    • PSY-P 433 Laboratory in Neuroimaging Methods
    • PSY-P 435 Laboratory in Human Learning and Cognition
    • PSY-P 472 Laboratory in Brain Electrical Activity
    • PSY-P 473 Laboratory in Molecular Neuroscience
    • Other courses may be selected in consultation with the student's academic advisor and with approval of the Director of Undergraduate Studies
  5. Elective. One (1) course:
    • HPSC-X 108 The Science of Sex and Race: Theories of Biological Differentiation, 1776 to the Present
    • HPSC-X 123 Perspectives on Science: Social and Historical
    • HPSC-X 125 Critical Medical Humanities: An Introduction
    • HPSC-X 205 Introduction to Medical History
    • HPSC-X 206 Boom! Who's Afraid of Nuclear Power and Radiation?
    • HPSC-X 207 The Occult in Western Civilization
    • HPSC-X 227 Computers Limited: What Computers Cannot Do
    • HPSC-X 229 History and Philosophy of Modern Physics
    • HPSC-X 235 From Sick Care to Health Care
    • HPSC-X 240 Engaging Science: Communication and Public Understanding of Scientific Research
    • HPSC-X 245 The Senses: Body, Brain, Environment
    • HPSC-X 305 History and Philosophy of Medicine
    • HPSC-X 306 Understanding Pictures: Aesthetics and Science
    • HPSC-X 308 History of Biology
    • HPSC-X 406 Survey of History of Science up to 1750
    • HPSC-X 407 Survey of History of Science since 1750
    • HPSC-X 424 Neuropsychological Pathography
    • HPSC-X 451 Scientific Understanding
  6. Capstone. One (1) course:
    • HPSC-X 433 Capstone in Science Literacy and Responsible Research
  7. GPA and Hours Requirements.
    1. Minor Residency. At least 9 credit hours in the minor must be completed in courses taken through the Indiana University Bloomington campus or an IU-administered or IU co-sponsored Overseas Study program.
    2. Minor Upper Division Courses. At least 9 credit hours in the minor must be completed at the 300–499 level.
    3. Minimum Grade. Except for the GPA requirement, a grade of C- or higher is required for a course to count toward a requirement in the minor.
    4. Minor GPA. A GPA of at least 2.000 for all courses taken in the minor—including those where a grade lower than C- is earned—is required.

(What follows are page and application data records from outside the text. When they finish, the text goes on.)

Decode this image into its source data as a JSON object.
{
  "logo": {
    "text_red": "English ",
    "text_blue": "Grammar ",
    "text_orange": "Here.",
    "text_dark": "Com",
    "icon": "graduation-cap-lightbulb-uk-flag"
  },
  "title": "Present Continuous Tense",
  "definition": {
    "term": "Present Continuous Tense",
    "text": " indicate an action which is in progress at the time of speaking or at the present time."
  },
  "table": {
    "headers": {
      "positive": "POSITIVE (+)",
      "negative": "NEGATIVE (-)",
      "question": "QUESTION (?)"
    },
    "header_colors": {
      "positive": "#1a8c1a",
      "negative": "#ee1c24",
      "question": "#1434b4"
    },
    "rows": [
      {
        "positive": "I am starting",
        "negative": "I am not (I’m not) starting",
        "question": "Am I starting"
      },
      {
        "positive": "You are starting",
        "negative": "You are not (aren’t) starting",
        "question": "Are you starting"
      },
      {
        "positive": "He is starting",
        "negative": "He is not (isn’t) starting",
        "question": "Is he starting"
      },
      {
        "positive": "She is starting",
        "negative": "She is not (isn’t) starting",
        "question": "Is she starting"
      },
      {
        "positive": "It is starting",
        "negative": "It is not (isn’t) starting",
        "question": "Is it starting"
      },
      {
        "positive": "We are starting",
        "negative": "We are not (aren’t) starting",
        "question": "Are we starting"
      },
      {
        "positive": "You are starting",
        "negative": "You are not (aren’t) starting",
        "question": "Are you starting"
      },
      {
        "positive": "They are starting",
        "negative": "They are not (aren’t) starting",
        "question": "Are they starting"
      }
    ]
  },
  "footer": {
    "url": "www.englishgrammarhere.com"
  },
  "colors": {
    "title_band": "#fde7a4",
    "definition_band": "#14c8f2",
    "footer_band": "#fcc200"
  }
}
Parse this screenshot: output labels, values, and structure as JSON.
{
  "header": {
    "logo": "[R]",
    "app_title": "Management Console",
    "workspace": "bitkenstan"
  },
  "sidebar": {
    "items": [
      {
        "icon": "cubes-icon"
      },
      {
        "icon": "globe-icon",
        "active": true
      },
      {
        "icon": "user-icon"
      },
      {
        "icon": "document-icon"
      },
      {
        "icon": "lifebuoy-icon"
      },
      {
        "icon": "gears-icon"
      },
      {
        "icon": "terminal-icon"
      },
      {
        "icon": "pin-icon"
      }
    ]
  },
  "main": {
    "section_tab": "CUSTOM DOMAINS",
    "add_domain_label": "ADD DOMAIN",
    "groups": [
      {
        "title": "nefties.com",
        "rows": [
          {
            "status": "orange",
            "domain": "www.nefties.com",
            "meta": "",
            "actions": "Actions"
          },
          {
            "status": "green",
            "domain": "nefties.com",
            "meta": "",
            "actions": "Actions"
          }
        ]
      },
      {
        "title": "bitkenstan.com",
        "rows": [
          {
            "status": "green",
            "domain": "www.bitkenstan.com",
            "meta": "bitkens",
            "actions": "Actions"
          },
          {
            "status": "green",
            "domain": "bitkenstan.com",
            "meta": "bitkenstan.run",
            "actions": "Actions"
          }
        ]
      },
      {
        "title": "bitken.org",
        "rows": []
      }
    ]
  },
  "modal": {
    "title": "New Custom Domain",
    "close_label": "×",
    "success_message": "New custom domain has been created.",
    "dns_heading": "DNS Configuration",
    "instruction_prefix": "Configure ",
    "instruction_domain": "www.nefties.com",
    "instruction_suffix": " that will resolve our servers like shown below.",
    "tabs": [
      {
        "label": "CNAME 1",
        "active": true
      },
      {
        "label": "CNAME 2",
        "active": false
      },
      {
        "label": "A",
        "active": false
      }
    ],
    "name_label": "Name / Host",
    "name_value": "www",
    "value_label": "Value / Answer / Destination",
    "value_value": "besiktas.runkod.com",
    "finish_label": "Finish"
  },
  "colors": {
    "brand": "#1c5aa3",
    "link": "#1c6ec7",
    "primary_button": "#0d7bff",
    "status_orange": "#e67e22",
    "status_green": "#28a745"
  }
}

Minor Area Courses

Unless otherwise noted below, the following courses are considered in the academic program and will count toward academic program requirements as appropriate:

  • Any course contained on the course lists for the academic program requirements at the time the course is taken--as well as any other courses that are deemed functionally equivalent--except for those listed only under Addenda Requirements
  • Any course directed to a non-Addenda requirement through an approved exception

This program of study cannot be combined with the following:

  • Minor in Medical Humanities (MEDHUMMIN)
  • [Discontinued credential name unavailable] (CSMACRT)

Exceptions to and substitutions for minor requirements may be made with the approval of the unit's Director of Undergraduate Studies, subject to final approval by the College of Arts and Sciences.